Cloister Commentary, Day 255: Cold, Cold, Cold

Yesterday was the first realllllly cold morning of the pandemic, and I don’t know about you, but it felt much different than past first-cold-mornings. In some ways, one would expect this experience has toughened us up; however, the isolation–especially if one bit the bullet and stayed put this Thanksgiving–adds a new dimension to meeting wintery weather.
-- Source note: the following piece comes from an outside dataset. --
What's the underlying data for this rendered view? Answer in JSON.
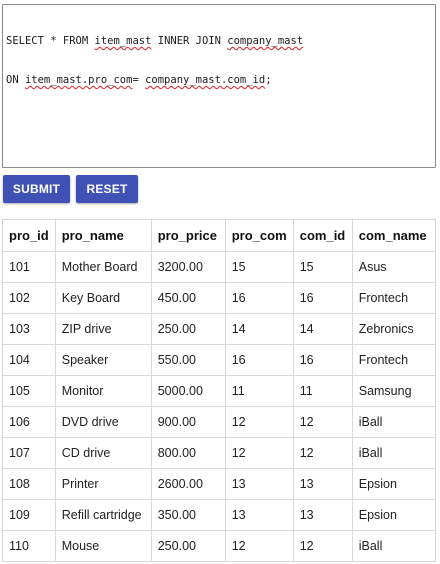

Work was slow for me. Few of Stephens’ students are on campus for finals, and neither of those facts held out the promise of a tutoring appointment. Also, the Success Center and library warriors–the only folks IN the library other than wee ones and their teachers on the top floor–are still sticking to their offices (though we don’t have to at this point, I’m keeping my door shut so I can comfortably work without a mask). Maybe that, too, made the cold colder.

I’ve mentioned this before, but The New York Times Magazine’s THE DECAMERON PROJECT collects pandemic stories from 23 of the world’s best writers (even more are featured on line). If you’re one who believes the only thing coming out of newspapers is “fake news,” I have news for you: the motto of the collection is “When reality is surreal, only fiction can make sense of it,” and these aces fully realize that motto. Names you might recognize? Margaret Atwood, Edwidge Danticat, David Mitchell, Tommy Orange, Karen Russell, Rachel Kushner, and Victor LaValle. It’s now in book form, but you can also read it on-line. I recommend Russell’s “Line 19 Woodstock / Glisen” as a teaser; Nicole and I both loved it.

Streaming for Strivers:

Hearkening back to my eight-track days–I played the pee-waddin’ out of this one.

Cloister Commentary, Day 142: Dread-Treatments

Woke up with a feeling of dread and treated that with a headphone dose of rabble-rousing, stare-down, truth-telling punk rock. Not only did I feel much better afterward, but Nicole got a chance to sleep in!

Some other dread-treatments that worked? NBA basketball (the Pelicans lost but oh well), family ‘n’ friend Zooms (Jane, Brian, Myra, Jill, and Rex), piña coladas (Nicole made me sing that horrific Rupert Holmes song–I tried to sing it like Slim Pickens would have if Slim Pickens had sung, but nothing can redeem lines like “If you have half a brain”), a korma konkoktion, weeding yes weeding.

Nicole and I also took on a new project. A couple New York Times Magazines ago, 23 current writers under the banner of “The Decameron Project” published short pieces in the vein of Boccaccio’s Italian “Black Death” classic. You may know some of their names: Margaret Atwood, Victor LaValle, Tommy Orange, Ewidge Danticat, and David Mitchell are just a few. Entering into a fraught school semester, we thought it would be fun to read one piece a night together and discuss it. Yes, we have strange ideas of fun but we like it that way. Anyhow, we were too pooped last night to talk about the first story (it was really an intro, anyway) by the time we’d both read it–but we will catch up on the walk we’re about to take.

Streaming for Strivers:

More mordant musings.